Task: Return every record below exactly; leave out the images.

╔══

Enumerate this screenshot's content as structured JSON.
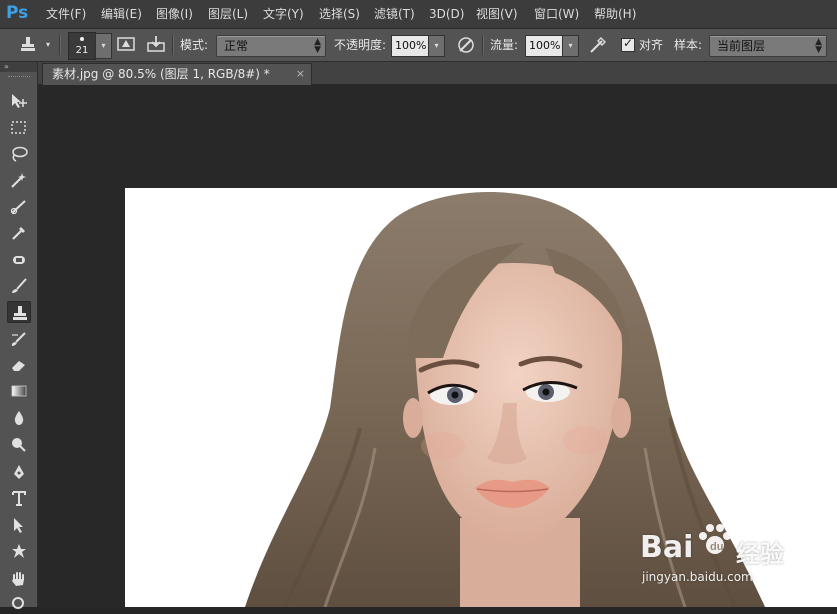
{
  "app": {
    "logo": "Ps"
  },
  "menu": [
    {
      "label": "文件(F)"
    },
    {
      "label": "编辑(E)"
    },
    {
      "label": "图像(I)"
    },
    {
      "label": "图层(L)"
    },
    {
      "label": "文字(Y)"
    },
    {
      "label": "选择(S)"
    },
    {
      "label": "滤镜(T)"
    },
    {
      "label": "3D(D)"
    },
    {
      "label": "视图(V)"
    },
    {
      "label": "窗口(W)"
    },
    {
      "label": "帮助(H)"
    }
  ],
  "options": {
    "brush_size": "21",
    "mode_label": "模式:",
    "mode_value": "正常",
    "opacity_label": "不透明度:",
    "opacity_value": "100%",
    "flow_label": "流量:",
    "flow_value": "100%",
    "aligned_label": "对齐",
    "aligned_checked": true,
    "sample_label": "样本:",
    "sample_value": "当前图层"
  },
  "toolbox": {
    "active_tool": "clone-stamp-tool",
    "tools": [
      "move-tool",
      "marquee-tool",
      "lasso-tool",
      "magic-wand-tool",
      "crop-tool",
      "eyedropper-tool",
      "spot-healing-tool",
      "brush-tool",
      "clone-stamp-tool",
      "history-brush-tool",
      "eraser-tool",
      "gradient-tool",
      "blur-tool",
      "dodge-tool",
      "pen-tool",
      "type-tool",
      "path-selection-tool",
      "shape-tool",
      "hand-tool",
      "zoom-tool"
    ]
  },
  "document": {
    "tab_title": "素材.jpg @ 80.5% (图层 1, RGB/8#) *",
    "close_glyph": "×"
  },
  "watermark": {
    "brand_a": "Bai",
    "brand_b": "经验",
    "url": "jingyan.baidu.com"
  },
  "colors": {
    "menubar_bg": "#3c3c3c",
    "panel_bg": "#535353",
    "workspace_bg": "#282828",
    "ps_blue": "#3d9fe6",
    "hair": "#7b6a59",
    "skin": "#e7c3b3"
  }
}
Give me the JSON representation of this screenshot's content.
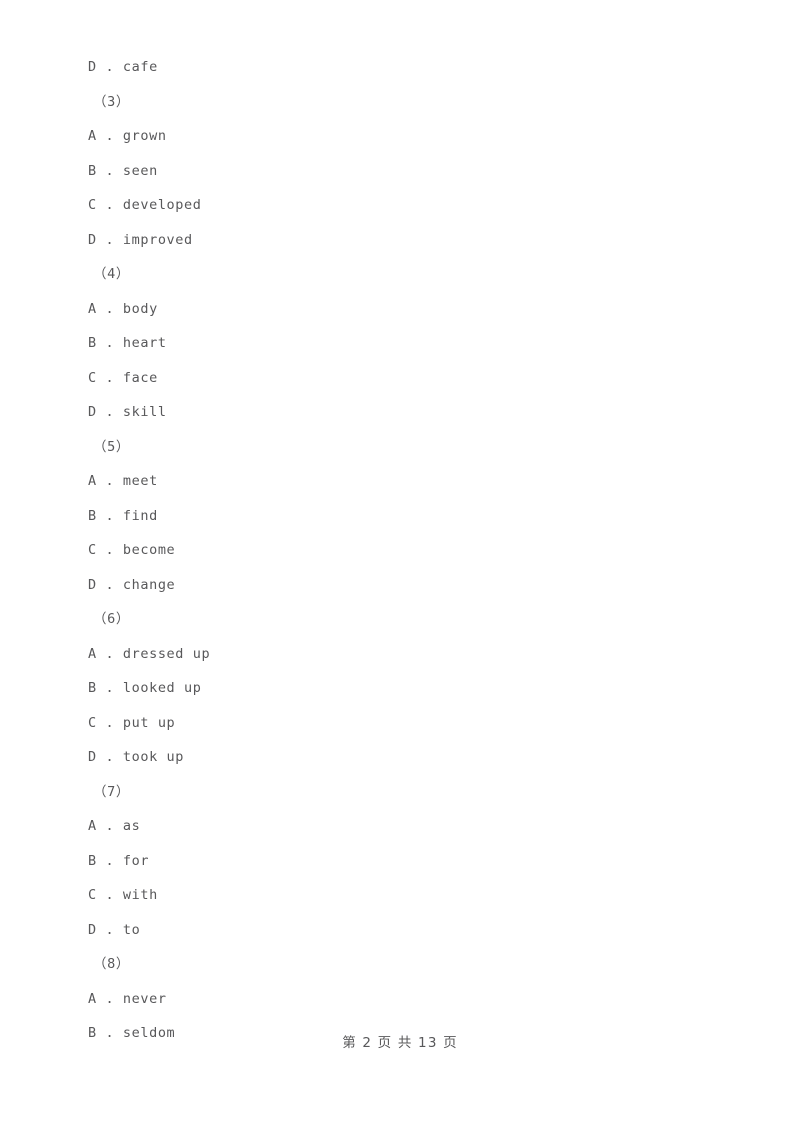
{
  "document": {
    "lines": [
      {
        "kind": "option",
        "text": "D . cafe"
      },
      {
        "kind": "qnum",
        "text": "（3）"
      },
      {
        "kind": "option",
        "text": "A . grown"
      },
      {
        "kind": "option",
        "text": "B . seen"
      },
      {
        "kind": "option",
        "text": "C . developed"
      },
      {
        "kind": "option",
        "text": "D . improved"
      },
      {
        "kind": "qnum",
        "text": "（4）"
      },
      {
        "kind": "option",
        "text": "A . body"
      },
      {
        "kind": "option",
        "text": "B . heart"
      },
      {
        "kind": "option",
        "text": "C . face"
      },
      {
        "kind": "option",
        "text": "D . skill"
      },
      {
        "kind": "qnum",
        "text": "（5）"
      },
      {
        "kind": "option",
        "text": "A . meet"
      },
      {
        "kind": "option",
        "text": "B . find"
      },
      {
        "kind": "option",
        "text": "C . become"
      },
      {
        "kind": "option",
        "text": "D . change"
      },
      {
        "kind": "qnum",
        "text": "（6）"
      },
      {
        "kind": "option",
        "text": "A . dressed up"
      },
      {
        "kind": "option",
        "text": "B . looked up"
      },
      {
        "kind": "option",
        "text": "C . put up"
      },
      {
        "kind": "option",
        "text": "D . took up"
      },
      {
        "kind": "qnum",
        "text": "（7）"
      },
      {
        "kind": "option",
        "text": "A . as"
      },
      {
        "kind": "option",
        "text": "B . for"
      },
      {
        "kind": "option",
        "text": "C . with"
      },
      {
        "kind": "option",
        "text": "D . to"
      },
      {
        "kind": "qnum",
        "text": "（8）"
      },
      {
        "kind": "option",
        "text": "A . never"
      },
      {
        "kind": "option",
        "text": "B . seldom"
      }
    ]
  },
  "footer": {
    "text": "第 2 页 共 13 页",
    "current_page": "2",
    "total_pages": "13"
  },
  "colors": {
    "text": "#58585a",
    "background": "#ffffff"
  }
}
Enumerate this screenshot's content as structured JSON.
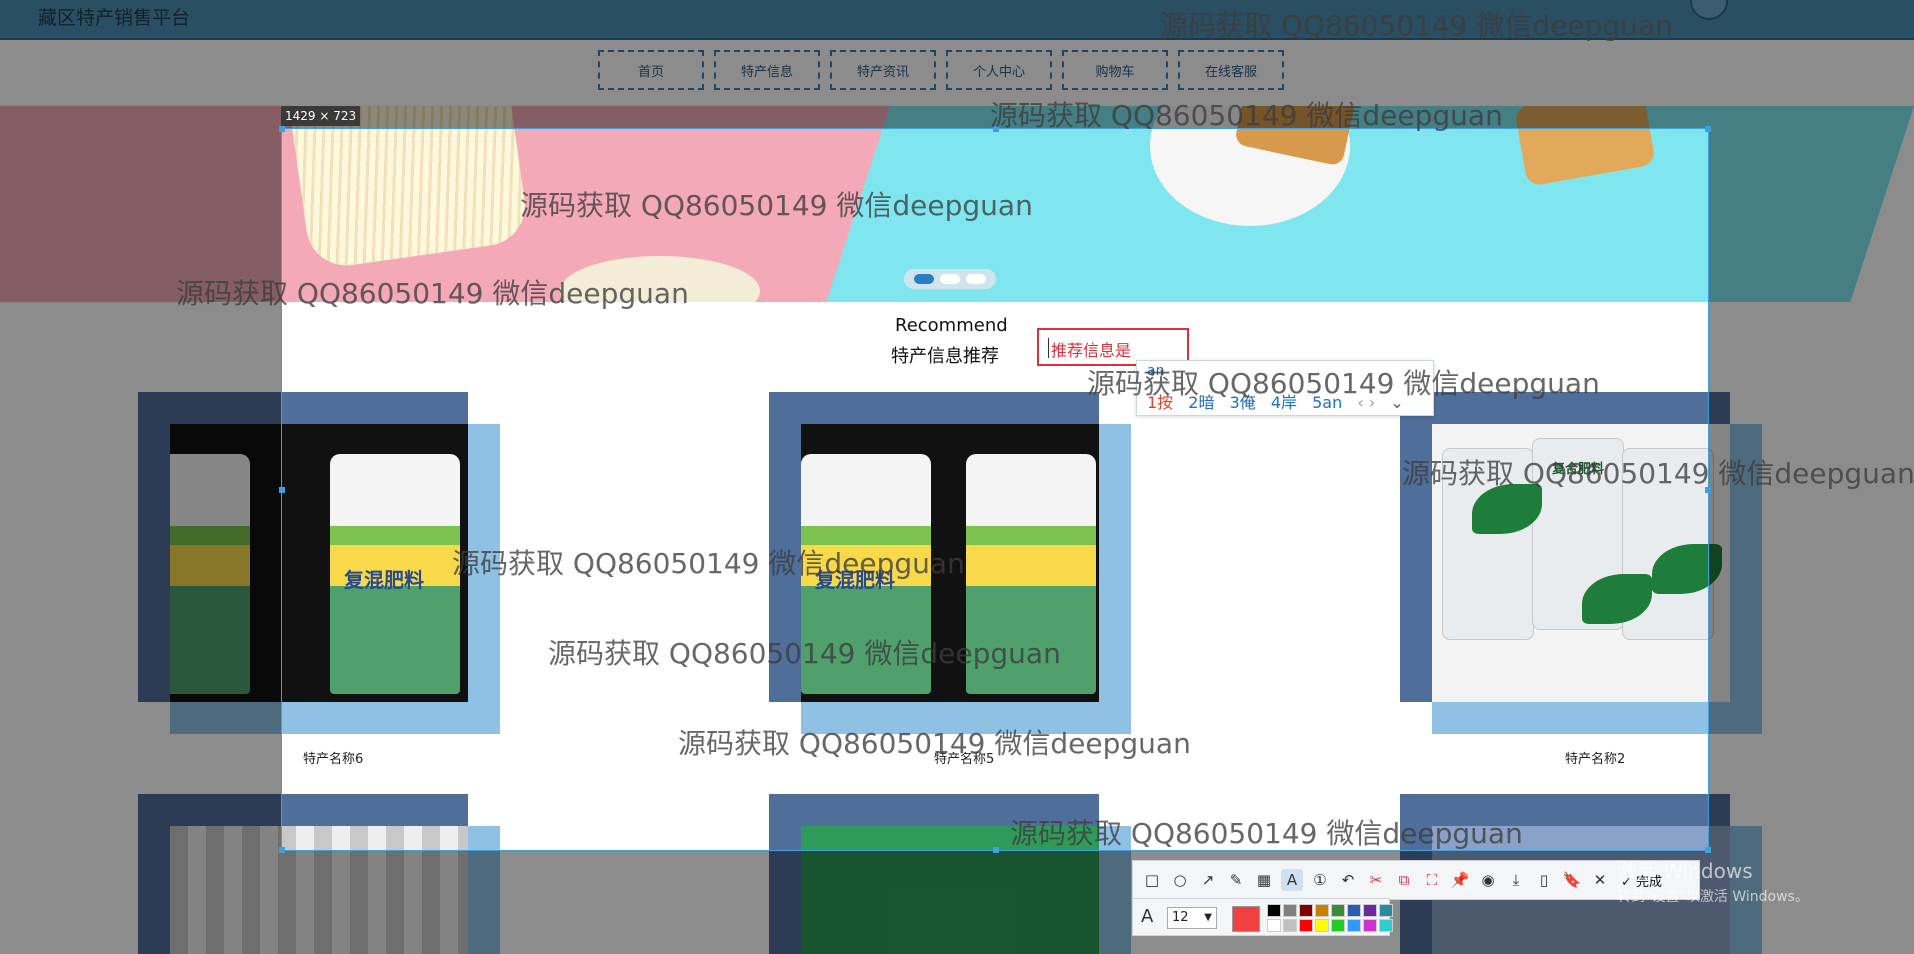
{
  "site": {
    "title": "藏区特产销售平台"
  },
  "nav": {
    "items": [
      {
        "label": "首页",
        "name": "nav-home"
      },
      {
        "label": "特产信息",
        "name": "nav-product-info"
      },
      {
        "label": "特产资讯",
        "name": "nav-product-news"
      },
      {
        "label": "个人中心",
        "name": "nav-profile"
      },
      {
        "label": "购物车",
        "name": "nav-cart"
      },
      {
        "label": "在线客服",
        "name": "nav-support"
      }
    ]
  },
  "recommend": {
    "title": "Recommend",
    "subtitle": "特产信息推荐"
  },
  "text_input": {
    "value": "推荐信息是"
  },
  "ime": {
    "pinyin": "an",
    "candidates": [
      "1按",
      "2暗",
      "3俺",
      "4岸",
      "5an"
    ],
    "next_page": "‹ ›",
    "expand": "⌄"
  },
  "products": [
    {
      "name": "特产名称6",
      "bag_label": "复混肥料"
    },
    {
      "name": "特产名称5",
      "bag_label": "复混肥料"
    },
    {
      "name": "特产名称2",
      "bag_label": "复合肥料"
    }
  ],
  "screenshot_tool": {
    "selection_size": "1429 × 723",
    "tools": [
      {
        "name": "rectangle-tool-icon",
        "glyph": "□"
      },
      {
        "name": "ellipse-tool-icon",
        "glyph": "○"
      },
      {
        "name": "arrow-tool-icon",
        "glyph": "↗"
      },
      {
        "name": "pen-tool-icon",
        "glyph": "✎"
      },
      {
        "name": "mosaic-tool-icon",
        "glyph": "▦"
      },
      {
        "name": "text-tool-icon",
        "glyph": "A"
      },
      {
        "name": "number-tool-icon",
        "glyph": "①"
      },
      {
        "name": "undo-icon",
        "glyph": "↶"
      },
      {
        "name": "smart-shape-icon",
        "glyph": "✂"
      },
      {
        "name": "ocr-icon",
        "glyph": "⧉"
      },
      {
        "name": "scan-icon",
        "glyph": "⛶"
      },
      {
        "name": "pin-icon",
        "glyph": "📌"
      },
      {
        "name": "record-icon",
        "glyph": "◉"
      },
      {
        "name": "download-icon",
        "glyph": "⤓"
      },
      {
        "name": "phone-icon",
        "glyph": "▯"
      },
      {
        "name": "bookmark-icon",
        "glyph": "🔖"
      },
      {
        "name": "close-icon",
        "glyph": "✕"
      }
    ],
    "done_label": "✓ 完成",
    "font_size": "12",
    "current_color": "#f23f3f",
    "palette": [
      "#000000",
      "#808080",
      "#800000",
      "#c88000",
      "#3c8a3c",
      "#2a5fb0",
      "#6a2a9a",
      "#2a8aa0",
      "#ffffff",
      "#c0c0c0",
      "#ff0000",
      "#ffff00",
      "#22cc22",
      "#3399ff",
      "#cc33cc",
      "#33cccc"
    ]
  },
  "watermark": "源码获取 QQ86050149 微信deepguan",
  "windows_activation": {
    "line1": "激活 Windows",
    "line2": "转到\"设置\"以激活 Windows。"
  }
}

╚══

Output for this task:
Enumerate this screenshot's content as structured JSON.
{
  "app": {
    "logo": "Ps"
  },
  "menu": [
    {
      "label": "文件(F)"
    },
    {
      "label": "编辑(E)"
    },
    {
      "label": "图像(I)"
    },
    {
      "label": "图层(L)"
    },
    {
      "label": "文字(Y)"
    },
    {
      "label": "选择(S)"
    },
    {
      "label": "滤镜(T)"
    },
    {
      "label": "3D(D)"
    },
    {
      "label": "视图(V)"
    },
    {
      "label": "窗口(W)"
    },
    {
      "label": "帮助(H)"
    }
  ],
  "options": {
    "brush_size": "21",
    "mode_label": "模式:",
    "mode_value": "正常",
    "opacity_label": "不透明度:",
    "opacity_value": "100%",
    "flow_label": "流量:",
    "flow_value": "100%",
    "aligned_label": "对齐",
    "aligned_checked": true,
    "sample_label": "样本:",
    "sample_value": "当前图层"
  },
  "toolbox": {
    "active_tool": "clone-stamp-tool",
    "tools": [
      "move-tool",
      "marquee-tool",
      "lasso-tool",
      "magic-wand-tool",
      "crop-tool",
      "eyedropper-tool",
      "spot-healing-tool",
      "brush-tool",
      "clone-stamp-tool",
      "history-brush-tool",
      "eraser-tool",
      "gradient-tool",
      "blur-tool",
      "dodge-tool",
      "pen-tool",
      "type-tool",
      "path-selection-tool",
      "shape-tool",
      "hand-tool",
      "zoom-tool"
    ]
  },
  "document": {
    "tab_title": "素材.jpg @ 80.5% (图层 1, RGB/8#) *",
    "close_glyph": "×"
  },
  "watermark": {
    "brand_a": "Bai",
    "brand_b": "经验",
    "url": "jingyan.baidu.com"
  },
  "colors": {
    "menubar_bg": "#3c3c3c",
    "panel_bg": "#535353",
    "workspace_bg": "#282828",
    "ps_blue": "#3d9fe6",
    "hair": "#7b6a59",
    "skin": "#e7c3b3"
  }
}
Give me the JSON representation of this screenshot's content.
{
  "document": {
    "lines": [
      {
        "kind": "option",
        "text": "D . cafe"
      },
      {
        "kind": "qnum",
        "text": "（3）"
      },
      {
        "kind": "option",
        "text": "A . grown"
      },
      {
        "kind": "option",
        "text": "B . seen"
      },
      {
        "kind": "option",
        "text": "C . developed"
      },
      {
        "kind": "option",
        "text": "D . improved"
      },
      {
        "kind": "qnum",
        "text": "（4）"
      },
      {
        "kind": "option",
        "text": "A . body"
      },
      {
        "kind": "option",
        "text": "B . heart"
      },
      {
        "kind": "option",
        "text": "C . face"
      },
      {
        "kind": "option",
        "text": "D . skill"
      },
      {
        "kind": "qnum",
        "text": "（5）"
      },
      {
        "kind": "option",
        "text": "A . meet"
      },
      {
        "kind": "option",
        "text": "B . find"
      },
      {
        "kind": "option",
        "text": "C . become"
      },
      {
        "kind": "option",
        "text": "D . change"
      },
      {
        "kind": "qnum",
        "text": "（6）"
      },
      {
        "kind": "option",
        "text": "A . dressed up"
      },
      {
        "kind": "option",
        "text": "B . looked up"
      },
      {
        "kind": "option",
        "text": "C . put up"
      },
      {
        "kind": "option",
        "text": "D . took up"
      },
      {
        "kind": "qnum",
        "text": "（7）"
      },
      {
        "kind": "option",
        "text": "A . as"
      },
      {
        "kind": "option",
        "text": "B . for"
      },
      {
        "kind": "option",
        "text": "C . with"
      },
      {
        "kind": "option",
        "text": "D . to"
      },
      {
        "kind": "qnum",
        "text": "（8）"
      },
      {
        "kind": "option",
        "text": "A . never"
      },
      {
        "kind": "option",
        "text": "B . seldom"
      }
    ]
  },
  "footer": {
    "text": "第 2 页 共 13 页",
    "current_page": "2",
    "total_pages": "13"
  },
  "colors": {
    "text": "#58585a",
    "background": "#ffffff"
  }
}
Enumerate this screenshot's content as structured JSON.
{
  "site": {
    "title": "藏区特产销售平台"
  },
  "nav": {
    "items": [
      {
        "label": "首页",
        "name": "nav-home"
      },
      {
        "label": "特产信息",
        "name": "nav-product-info"
      },
      {
        "label": "特产资讯",
        "name": "nav-product-news"
      },
      {
        "label": "个人中心",
        "name": "nav-profile"
      },
      {
        "label": "购物车",
        "name": "nav-cart"
      },
      {
        "label": "在线客服",
        "name": "nav-support"
      }
    ]
  },
  "recommend": {
    "title": "Recommend",
    "subtitle": "特产信息推荐"
  },
  "text_input": {
    "value": "推荐信息是"
  },
  "ime": {
    "pinyin": "an",
    "candidates": [
      "1按",
      "2暗",
      "3俺",
      "4岸",
      "5an"
    ],
    "next_page": "‹ ›",
    "expand": "⌄"
  },
  "products": [
    {
      "name": "特产名称6",
      "bag_label": "复混肥料"
    },
    {
      "name": "特产名称5",
      "bag_label": "复混肥料"
    },
    {
      "name": "特产名称2",
      "bag_label": "复合肥料"
    }
  ],
  "screenshot_tool": {
    "selection_size": "1429 × 723",
    "tools": [
      {
        "name": "rectangle-tool-icon",
        "glyph": "□"
      },
      {
        "name": "ellipse-tool-icon",
        "glyph": "○"
      },
      {
        "name": "arrow-tool-icon",
        "glyph": "↗"
      },
      {
        "name": "pen-tool-icon",
        "glyph": "✎"
      },
      {
        "name": "mosaic-tool-icon",
        "glyph": "▦"
      },
      {
        "name": "text-tool-icon",
        "glyph": "A"
      },
      {
        "name": "number-tool-icon",
        "glyph": "①"
      },
      {
        "name": "undo-icon",
        "glyph": "↶"
      },
      {
        "name": "smart-shape-icon",
        "glyph": "✂"
      },
      {
        "name": "ocr-icon",
        "glyph": "⧉"
      },
      {
        "name": "scan-icon",
        "glyph": "⛶"
      },
      {
        "name": "pin-icon",
        "glyph": "📌"
      },
      {
        "name": "record-icon",
        "glyph": "◉"
      },
      {
        "name": "download-icon",
        "glyph": "⤓"
      },
      {
        "name": "phone-icon",
        "glyph": "▯"
      },
      {
        "name": "bookmark-icon",
        "glyph": "🔖"
      },
      {
        "name": "close-icon",
        "glyph": "✕"
      }
    ],
    "done_label": "✓ 完成",
    "font_size": "12",
    "current_color": "#f23f3f",
    "palette": [
      "#000000",
      "#808080",
      "#800000",
      "#c88000",
      "#3c8a3c",
      "#2a5fb0",
      "#6a2a9a",
      "#2a8aa0",
      "#ffffff",
      "#c0c0c0",
      "#ff0000",
      "#ffff00",
      "#22cc22",
      "#3399ff",
      "#cc33cc",
      "#33cccc"
    ]
  },
  "watermark": "源码获取 QQ86050149 微信deepguan",
  "windows_activation": {
    "line1": "激活 Windows",
    "line2": "转到\"设置\"以激活 Windows。"
  }
}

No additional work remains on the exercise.